    Jenny Dean

    1. Hi Jenny,

      How lucky are you to have such a rare Victorian antique wicker piece! I don’t know what the PASS 0013 refers to and can’t tell you much more about the piece other than what my guest blogger, Richard Saunders said in his article. He’d be happy to give you an appraisal on your wicker flag motif rocker though, just contact him using the link here Saunders Wicker–National Furniture Repair Directory™. Be sure to read my article on Caring for Your Wicker Furniture.

  3. Cathryn,
    I was stumbling around on the internet last night and landed in your wicker blog at I subscribed immediately. Your “WEDNESDAY WICKER WISDOM- Motif Wicker” was well done and very interesting. I believe it was thru a comment on the Chair Caning Forum that you recommended the value to wicker repair of Richard Sanders’ books. During December 2015, I obtained several of his works. It was during those negotiations. I requested that Mr. Sanders offer some technical/detailed comments on a project I was about to work on. He graciously declined. He felt a personal inspection would be required, and he stated he had been out of the wicker renovation for sometime.

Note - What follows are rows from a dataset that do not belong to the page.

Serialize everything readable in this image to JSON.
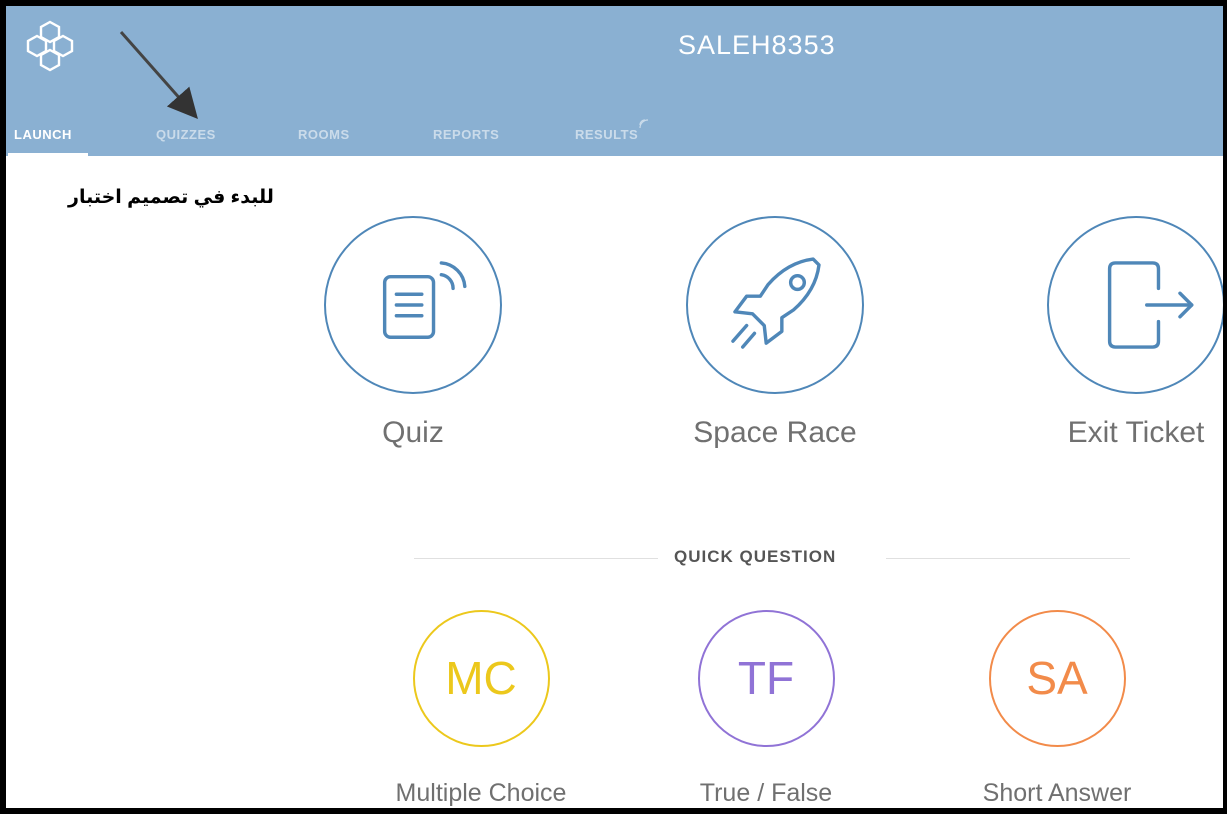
{
  "header": {
    "room_name": "SALEH8353",
    "tabs": [
      {
        "label": "LAUNCH",
        "active": true
      },
      {
        "label": "QUIZZES",
        "active": false
      },
      {
        "label": "ROOMS",
        "active": false
      },
      {
        "label": "REPORTS",
        "active": false
      },
      {
        "label": "RESULTS",
        "active": false
      }
    ],
    "background_color": "#8ab0d2"
  },
  "annotation": {
    "text": "للبدء في تصميم اختبار"
  },
  "launch": {
    "items": [
      {
        "label": "Quiz",
        "icon": "quiz-icon"
      },
      {
        "label": "Space Race",
        "icon": "rocket-icon"
      },
      {
        "label": "Exit Ticket",
        "icon": "exit-ticket-icon"
      }
    ],
    "accent_color": "#4f87b8"
  },
  "quick_question": {
    "title": "QUICK QUESTION",
    "items": [
      {
        "abbr": "MC",
        "label": "Multiple Choice",
        "color": "#ecc81c"
      },
      {
        "abbr": "TF",
        "label": "True / False",
        "color": "#9073d6"
      },
      {
        "abbr": "SA",
        "label": "Short Answer",
        "color": "#f28b4a"
      }
    ]
  }
}
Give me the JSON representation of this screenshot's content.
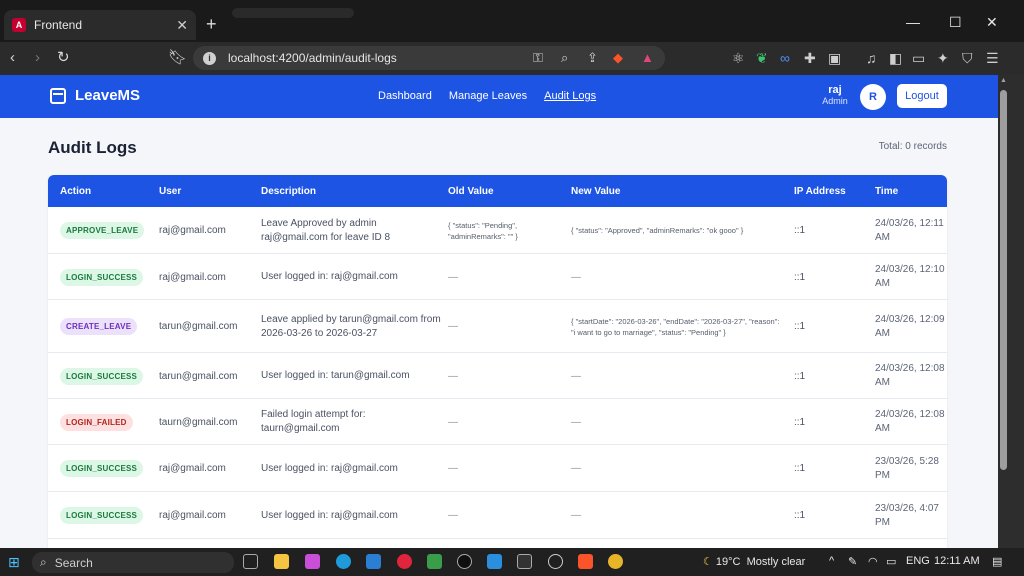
{
  "browser": {
    "tab_title": "Frontend",
    "url": "localhost:4200/admin/audit-logs"
  },
  "app": {
    "brand": "LeaveMS",
    "nav": [
      "Dashboard",
      "Manage Leaves",
      "Audit Logs"
    ],
    "user_name": "raj",
    "user_role": "Admin",
    "avatar_letter": "R",
    "logout_label": "Logout"
  },
  "page": {
    "title": "Audit Logs",
    "total": "Total: 0 records"
  },
  "table": {
    "headers": [
      "Action",
      "User",
      "Description",
      "Old Value",
      "New Value",
      "IP Address",
      "Time"
    ],
    "rows": [
      {
        "action": "APPROVE_LEAVE",
        "badge": "green",
        "user": "raj@gmail.com",
        "description": "Leave Approved by admin raj@gmail.com for leave ID 8",
        "old": "{ \"status\": \"Pending\", \"adminRemarks\": \"\" }",
        "new": "{ \"status\": \"Approved\", \"adminRemarks\": \"ok gooo\" }",
        "ip": "::1",
        "time": "24/03/26, 12:11 AM"
      },
      {
        "action": "LOGIN_SUCCESS",
        "badge": "green",
        "user": "raj@gmail.com",
        "description": "User logged in: raj@gmail.com",
        "old": "—",
        "new": "—",
        "ip": "::1",
        "time": "24/03/26, 12:10 AM"
      },
      {
        "action": "CREATE_LEAVE",
        "badge": "purple",
        "user": "tarun@gmail.com",
        "description": "Leave applied by tarun@gmail.com from 2026-03-26 to 2026-03-27",
        "old": "—",
        "new": "{ \"startDate\": \"2026-03-26\", \"endDate\": \"2026-03-27\", \"reason\": \"i want to go to marriage\", \"status\": \"Pending\" }",
        "ip": "::1",
        "time": "24/03/26, 12:09 AM"
      },
      {
        "action": "LOGIN_SUCCESS",
        "badge": "green",
        "user": "tarun@gmail.com",
        "description": "User logged in: tarun@gmail.com",
        "old": "—",
        "new": "—",
        "ip": "::1",
        "time": "24/03/26, 12:08 AM"
      },
      {
        "action": "LOGIN_FAILED",
        "badge": "red",
        "user": "taurn@gmail.com",
        "description": "Failed login attempt for: taurn@gmail.com",
        "old": "—",
        "new": "—",
        "ip": "::1",
        "time": "24/03/26, 12:08 AM"
      },
      {
        "action": "LOGIN_SUCCESS",
        "badge": "green",
        "user": "raj@gmail.com",
        "description": "User logged in: raj@gmail.com",
        "old": "—",
        "new": "—",
        "ip": "::1",
        "time": "23/03/26, 5:28 PM"
      },
      {
        "action": "LOGIN_SUCCESS",
        "badge": "green",
        "user": "raj@gmail.com",
        "description": "User logged in: raj@gmail.com",
        "old": "—",
        "new": "—",
        "ip": "::1",
        "time": "23/03/26, 4:07 PM"
      }
    ]
  },
  "taskbar": {
    "search_label": "Search",
    "temp": "19°C",
    "weather": "Mostly clear",
    "lang": "ENG",
    "clock": "12:11 AM"
  }
}
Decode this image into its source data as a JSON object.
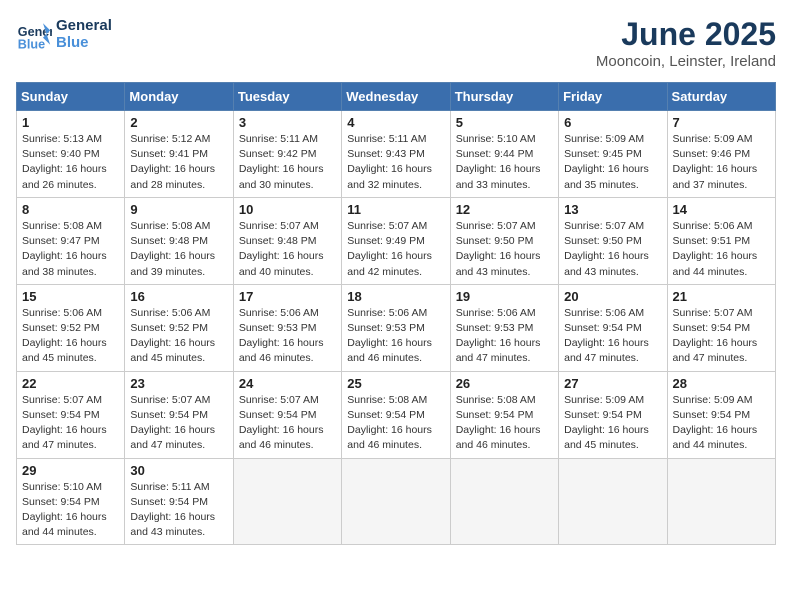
{
  "header": {
    "logo_line1": "General",
    "logo_line2": "Blue",
    "month_title": "June 2025",
    "location": "Mooncoin, Leinster, Ireland"
  },
  "days_of_week": [
    "Sunday",
    "Monday",
    "Tuesday",
    "Wednesday",
    "Thursday",
    "Friday",
    "Saturday"
  ],
  "weeks": [
    [
      {
        "num": "1",
        "rise": "5:13 AM",
        "set": "9:40 PM",
        "daylight": "16 hours and 26 minutes"
      },
      {
        "num": "2",
        "rise": "5:12 AM",
        "set": "9:41 PM",
        "daylight": "16 hours and 28 minutes"
      },
      {
        "num": "3",
        "rise": "5:11 AM",
        "set": "9:42 PM",
        "daylight": "16 hours and 30 minutes"
      },
      {
        "num": "4",
        "rise": "5:11 AM",
        "set": "9:43 PM",
        "daylight": "16 hours and 32 minutes"
      },
      {
        "num": "5",
        "rise": "5:10 AM",
        "set": "9:44 PM",
        "daylight": "16 hours and 33 minutes"
      },
      {
        "num": "6",
        "rise": "5:09 AM",
        "set": "9:45 PM",
        "daylight": "16 hours and 35 minutes"
      },
      {
        "num": "7",
        "rise": "5:09 AM",
        "set": "9:46 PM",
        "daylight": "16 hours and 37 minutes"
      }
    ],
    [
      {
        "num": "8",
        "rise": "5:08 AM",
        "set": "9:47 PM",
        "daylight": "16 hours and 38 minutes"
      },
      {
        "num": "9",
        "rise": "5:08 AM",
        "set": "9:48 PM",
        "daylight": "16 hours and 39 minutes"
      },
      {
        "num": "10",
        "rise": "5:07 AM",
        "set": "9:48 PM",
        "daylight": "16 hours and 40 minutes"
      },
      {
        "num": "11",
        "rise": "5:07 AM",
        "set": "9:49 PM",
        "daylight": "16 hours and 42 minutes"
      },
      {
        "num": "12",
        "rise": "5:07 AM",
        "set": "9:50 PM",
        "daylight": "16 hours and 43 minutes"
      },
      {
        "num": "13",
        "rise": "5:07 AM",
        "set": "9:50 PM",
        "daylight": "16 hours and 43 minutes"
      },
      {
        "num": "14",
        "rise": "5:06 AM",
        "set": "9:51 PM",
        "daylight": "16 hours and 44 minutes"
      }
    ],
    [
      {
        "num": "15",
        "rise": "5:06 AM",
        "set": "9:52 PM",
        "daylight": "16 hours and 45 minutes"
      },
      {
        "num": "16",
        "rise": "5:06 AM",
        "set": "9:52 PM",
        "daylight": "16 hours and 45 minutes"
      },
      {
        "num": "17",
        "rise": "5:06 AM",
        "set": "9:53 PM",
        "daylight": "16 hours and 46 minutes"
      },
      {
        "num": "18",
        "rise": "5:06 AM",
        "set": "9:53 PM",
        "daylight": "16 hours and 46 minutes"
      },
      {
        "num": "19",
        "rise": "5:06 AM",
        "set": "9:53 PM",
        "daylight": "16 hours and 47 minutes"
      },
      {
        "num": "20",
        "rise": "5:06 AM",
        "set": "9:54 PM",
        "daylight": "16 hours and 47 minutes"
      },
      {
        "num": "21",
        "rise": "5:07 AM",
        "set": "9:54 PM",
        "daylight": "16 hours and 47 minutes"
      }
    ],
    [
      {
        "num": "22",
        "rise": "5:07 AM",
        "set": "9:54 PM",
        "daylight": "16 hours and 47 minutes"
      },
      {
        "num": "23",
        "rise": "5:07 AM",
        "set": "9:54 PM",
        "daylight": "16 hours and 47 minutes"
      },
      {
        "num": "24",
        "rise": "5:07 AM",
        "set": "9:54 PM",
        "daylight": "16 hours and 46 minutes"
      },
      {
        "num": "25",
        "rise": "5:08 AM",
        "set": "9:54 PM",
        "daylight": "16 hours and 46 minutes"
      },
      {
        "num": "26",
        "rise": "5:08 AM",
        "set": "9:54 PM",
        "daylight": "16 hours and 46 minutes"
      },
      {
        "num": "27",
        "rise": "5:09 AM",
        "set": "9:54 PM",
        "daylight": "16 hours and 45 minutes"
      },
      {
        "num": "28",
        "rise": "5:09 AM",
        "set": "9:54 PM",
        "daylight": "16 hours and 44 minutes"
      }
    ],
    [
      {
        "num": "29",
        "rise": "5:10 AM",
        "set": "9:54 PM",
        "daylight": "16 hours and 44 minutes"
      },
      {
        "num": "30",
        "rise": "5:11 AM",
        "set": "9:54 PM",
        "daylight": "16 hours and 43 minutes"
      },
      null,
      null,
      null,
      null,
      null
    ]
  ]
}
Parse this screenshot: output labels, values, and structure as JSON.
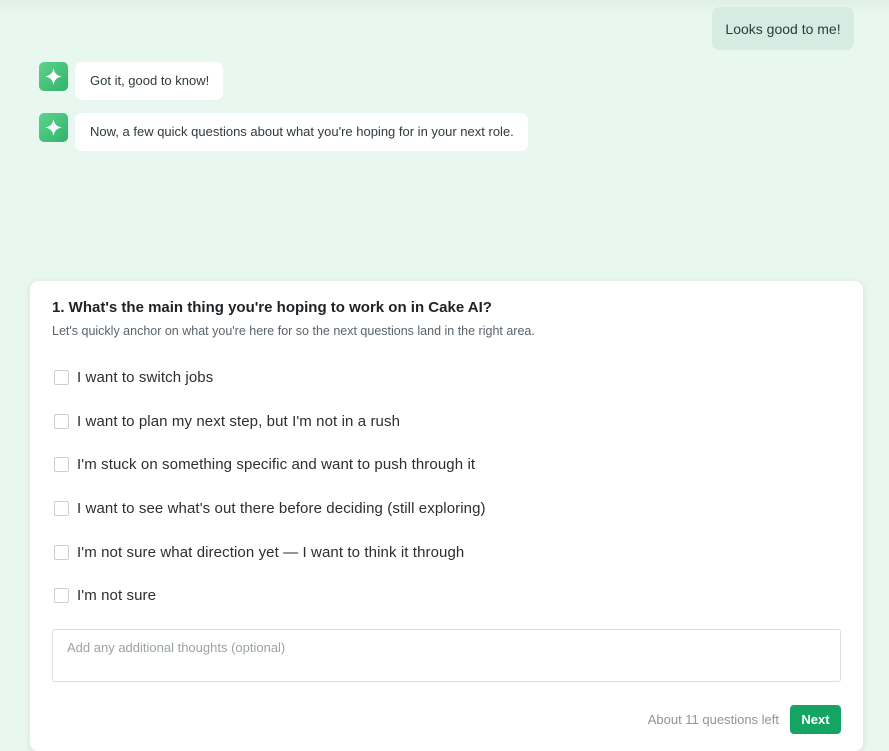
{
  "chat": {
    "user_message": "Looks good to me!",
    "bot_messages": [
      "Got it, good to know!",
      "Now, a few quick questions about what you're hoping for in your next role."
    ]
  },
  "question": {
    "title": "1. What's the main thing you're hoping to work on in Cake AI?",
    "subtitle": "Let's quickly anchor on what you're here for so the next questions land in the right area.",
    "options": [
      "I want to switch jobs",
      "I want to plan my next step, but I'm not in a rush",
      "I'm stuck on something specific and want to push through it",
      "I want to see what's out there before deciding (still exploring)",
      "I'm not sure what direction yet — I want to think it through",
      "I'm not sure"
    ],
    "thoughts_placeholder": "Add any additional thoughts (optional)",
    "remaining_text": "About 11 questions left",
    "next_label": "Next"
  },
  "colors": {
    "background": "#e8f7ef",
    "accent": "#15a463",
    "user_bubble": "#d6ece2"
  },
  "icons": {
    "bot_avatar": "sparkle-icon"
  }
}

He referred me to the Wicker Woman whom he felt might be more accustomed to replying via e-mail without a personal inspection and perhaps more up-to-date on the details and techniques of my project.

    As you will recall, I initially contacted you in December 2015 concerning the repaIr of a wicker child’s rocker and sent pictures and detail sketches in January 2016. I so hope you can respond to my cry for help with this project.

    Thank you for promoting our craft and sharing your experience and knowledge with all.

    1. Hi Tom,

      So sorry I didn’t get back to you sooner on this comment and answer your emails, but my personal life and family responsibilities took precedence over my blogging for the last several months.

      In response to your question about wrapping wicker frames, legs, arms and such, I am in the process of filming a video to show how it’s done. I will keep you and my other readers “in the loop” as it progresses and when it’s finally able to be seen.

      Thanks so much for subscribing to the blog and expect some major changes in topics and overall look and feel to it coming soon!

      P.S. Thanks also for hanging in there and being so patient with me, too! I appreciate all my new followers and of course, the ones that have been with me for the last 12 years since I started the blog! Be sure to look through the Archives (over in the right sidebar), for some juicy and “evergreen” posts on chair caning, wicker repair and basketry.

  4. Cathryn, You always have new and interesting things to see and learn. You are quite a lady!
    Those samples of wicker art are amazing. Thank you for sharing the beauty.

    1. Thank you Adrienne, so happy you are enjoying the blog post with Richard Saunders, thanks for being a subscriber too.

      Your website URL didn’t come across properly, so here it is again. I want to make sure folks can click on your link and visit your site, too.

      And here’s your link to your listing on the Furniture Repair Directory in the Chair Caning category also.

Leave a Comment

Your email address will not be published. Required fields are marked *

Scroll to Top